Hands on with Nokia's N8: what you need to know

Nokia N8

Today I spent some time with the folks from Nokia South Africa and got to play with the N8. This is the second time I’ve checked out the device, but I’m not allowed to talk about the first.

The N8 is a make-or-break play for Nokia. The Finnish cellphone manufacturer is the dominant mobile device vendor in the world but has been lagging behind in the smartphone market where it has had its ass handed to it by the likes of Apple and BlackBerry. The Nokia N97 was a bit a of a fail, but Nokia has astutely focused on services such as Ovi Maps and its Music Store – and services are key to winning in the smartphone space. That doesn’t mean you can get away with having crappy hardware, however.

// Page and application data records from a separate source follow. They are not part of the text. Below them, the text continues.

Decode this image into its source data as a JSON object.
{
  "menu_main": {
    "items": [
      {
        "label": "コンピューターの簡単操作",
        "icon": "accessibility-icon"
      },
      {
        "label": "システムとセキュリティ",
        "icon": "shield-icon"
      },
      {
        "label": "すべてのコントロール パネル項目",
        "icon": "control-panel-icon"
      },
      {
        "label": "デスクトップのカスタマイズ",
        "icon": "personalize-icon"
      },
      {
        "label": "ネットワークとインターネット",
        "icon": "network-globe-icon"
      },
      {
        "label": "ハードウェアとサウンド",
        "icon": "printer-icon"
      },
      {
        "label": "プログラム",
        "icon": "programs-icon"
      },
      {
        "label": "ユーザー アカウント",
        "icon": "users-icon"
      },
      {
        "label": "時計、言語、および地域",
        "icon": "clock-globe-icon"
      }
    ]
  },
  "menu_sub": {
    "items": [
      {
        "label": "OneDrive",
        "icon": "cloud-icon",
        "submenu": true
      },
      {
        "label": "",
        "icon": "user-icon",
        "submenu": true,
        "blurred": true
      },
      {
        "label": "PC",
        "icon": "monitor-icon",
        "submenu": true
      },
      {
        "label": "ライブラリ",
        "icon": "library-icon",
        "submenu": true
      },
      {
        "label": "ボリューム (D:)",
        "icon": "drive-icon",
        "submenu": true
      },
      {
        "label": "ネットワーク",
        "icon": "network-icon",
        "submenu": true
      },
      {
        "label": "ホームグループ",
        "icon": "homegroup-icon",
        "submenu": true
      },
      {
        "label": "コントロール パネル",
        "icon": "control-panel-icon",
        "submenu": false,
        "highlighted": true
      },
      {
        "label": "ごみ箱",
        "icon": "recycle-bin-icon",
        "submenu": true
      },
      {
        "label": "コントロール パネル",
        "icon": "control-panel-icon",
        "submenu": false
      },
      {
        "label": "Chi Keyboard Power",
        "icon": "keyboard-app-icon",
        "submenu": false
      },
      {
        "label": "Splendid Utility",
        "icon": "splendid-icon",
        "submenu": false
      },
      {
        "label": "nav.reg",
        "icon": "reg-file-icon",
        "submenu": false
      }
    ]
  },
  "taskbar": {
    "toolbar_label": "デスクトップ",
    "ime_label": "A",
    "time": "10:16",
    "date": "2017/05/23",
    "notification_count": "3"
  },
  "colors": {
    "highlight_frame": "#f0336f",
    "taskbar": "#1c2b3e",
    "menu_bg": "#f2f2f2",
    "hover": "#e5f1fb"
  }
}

The N8 is Nokia’s answer to the iPhone and the plethora of Android devices that are flooding the market. After playing with this device and seeing it in action these are the most important things I think you need to know:

  • It’s cheap. And I mean that in a good way. The N8 will go to market in South Africa with a retail price of R5500. That’s almost half what you’ll pay for an iPhone. I can’t actually believe a phone this awesome will be so cheap. Win.
  • It’s a little underpowered. The N8 runs a 680MHz ARM processor which is a little slow compared to the 1GHz Qualcomm and Apple A4 processors  in use by its competitors. This isn’t necessarily a bad thing as it provides better battery life, for example. That said, the phone is a little sluggish when using multitouch and doing other more demanding tasks and I think the processor is to blame.
  • The battery life rocks (apparently). Real life users of the device claim they can easily get two days of battery life out of the N8. I obviously couldn’t test this in the short time I had with the phone but I have good reason to believe them. Hey, they smiled while they were talking. And the hardware setup of the N8 definitely lends itself to improved battery life.
  • It’s open. The best thing about the N8 is how it doesn’t hold back on features. It comes with an adapter that gives it a standard USB port and you can attach cameras and external drives to the N8. Rocking. Another adapter enables it for full HDMI output which will take video and sound from the N8 to a television monitor or projector. I watched a 720p video being played from the N8 on a 42″ LCD monitor and it looked amazing. Imagine using this in a hotel room…
  • The camera pwns. The N8 has a 12 megapixel camera that will knock your balls flat (if you have a pair). The only downside is that the camera lens protrudes from the casing a bit. But the xenon flash and radical results are worth it. It also shoots video in 720p. More win.
  • Built like a brick shithouse. The scratch-resistent, carved aluminium casing of the N8 is awesome. I like the way it feels and can be used as a weapon. Pity about the camera protrusion.
  • It’s a media monster. With support for just about every video and audio codec that matter, the N8 is a media powerhouse. Plus you can plug in an external hard drive and access media from that. Win, win, win.
  • Symbian^3 is not fail. Besides for the user interface that could use more intuitiveness, the Symbian^3 operating system is surprisingly good. I’d need longer with the device to fully rate it, but there are vast improvements in responsiveness over S60 and there are less annoying prompts.
  • You can touch it.T he screen on the N8 finally brings Nokia on par with Apple and Samsung in the touchscreen space. Resolution isn’t quite as good as the iPhone 4 and touch isn’t quite as slick as Samsung’s Super AMOLED displays, but the N8’s screen is good enough. The only feature that doesn’t keep up with the competition is multi-touch. It just isn’t as responsive when pinching in on photos.
  • Browser needs work. The N8 has a new browser complete with Flash support. It does a great job with rendering web pages closely to how they would look on a desktop or laptop monitor, but it was pretty slow and chunky at scrolling around this website. What I did like was having full support for Flash containers and players, allowing for web media access on par with full-blown browsers. But performance comes first and I hope Nokia sorts out the sluggishness of the browser before launching the device.
  • You can use your old charger(s). The N8 has support for the new standard micro-USB chargers in use by the entire industry apart from Apple, but also has a port for the older Nokia chargers. It’s worth mentioning, I guess.
  • And, most importantly: It should be available in SA by end October.

Those are the key takeaways I have after my session with the N8. It’s good to finally see Nokia getting with the programme and the company has a services stack that rocks. I’ll need more time with the N8 to draw conclusions as to how it stacks up against the competition but first impressions are good. I’ll be at Nokia World in London next month and look forward to spending more time around this sexy newcomer.

Check out the official promo video:

I'm a writer and broadcaster who also designs apps and strategies for disruptive startups in the financial world. Find out more on my about page.